[Information given Boundary: Start]
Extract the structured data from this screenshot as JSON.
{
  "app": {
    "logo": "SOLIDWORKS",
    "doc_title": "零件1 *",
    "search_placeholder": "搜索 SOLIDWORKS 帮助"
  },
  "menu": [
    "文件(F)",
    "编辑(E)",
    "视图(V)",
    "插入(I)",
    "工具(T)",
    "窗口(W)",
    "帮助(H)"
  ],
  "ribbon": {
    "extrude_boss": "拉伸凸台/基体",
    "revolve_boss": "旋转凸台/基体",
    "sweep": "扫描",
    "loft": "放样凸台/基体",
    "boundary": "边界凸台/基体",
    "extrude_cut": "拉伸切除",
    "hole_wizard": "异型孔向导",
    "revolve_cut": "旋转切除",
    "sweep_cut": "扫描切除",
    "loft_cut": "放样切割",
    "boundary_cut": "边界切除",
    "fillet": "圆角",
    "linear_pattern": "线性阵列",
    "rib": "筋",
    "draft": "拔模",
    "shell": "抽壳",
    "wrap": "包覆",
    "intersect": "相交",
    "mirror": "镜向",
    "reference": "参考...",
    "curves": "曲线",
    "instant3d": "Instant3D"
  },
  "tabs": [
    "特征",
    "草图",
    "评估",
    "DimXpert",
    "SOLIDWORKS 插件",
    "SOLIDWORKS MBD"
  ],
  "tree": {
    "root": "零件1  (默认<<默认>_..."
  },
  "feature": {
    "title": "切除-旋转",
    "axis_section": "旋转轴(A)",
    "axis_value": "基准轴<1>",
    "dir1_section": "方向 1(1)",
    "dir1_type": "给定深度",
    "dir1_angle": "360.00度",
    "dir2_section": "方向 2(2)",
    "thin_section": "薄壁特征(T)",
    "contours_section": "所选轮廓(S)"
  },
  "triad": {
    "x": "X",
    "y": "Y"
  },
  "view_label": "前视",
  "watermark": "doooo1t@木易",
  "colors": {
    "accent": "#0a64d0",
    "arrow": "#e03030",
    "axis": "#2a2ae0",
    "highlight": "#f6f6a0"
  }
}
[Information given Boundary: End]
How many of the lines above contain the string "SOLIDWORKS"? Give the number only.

4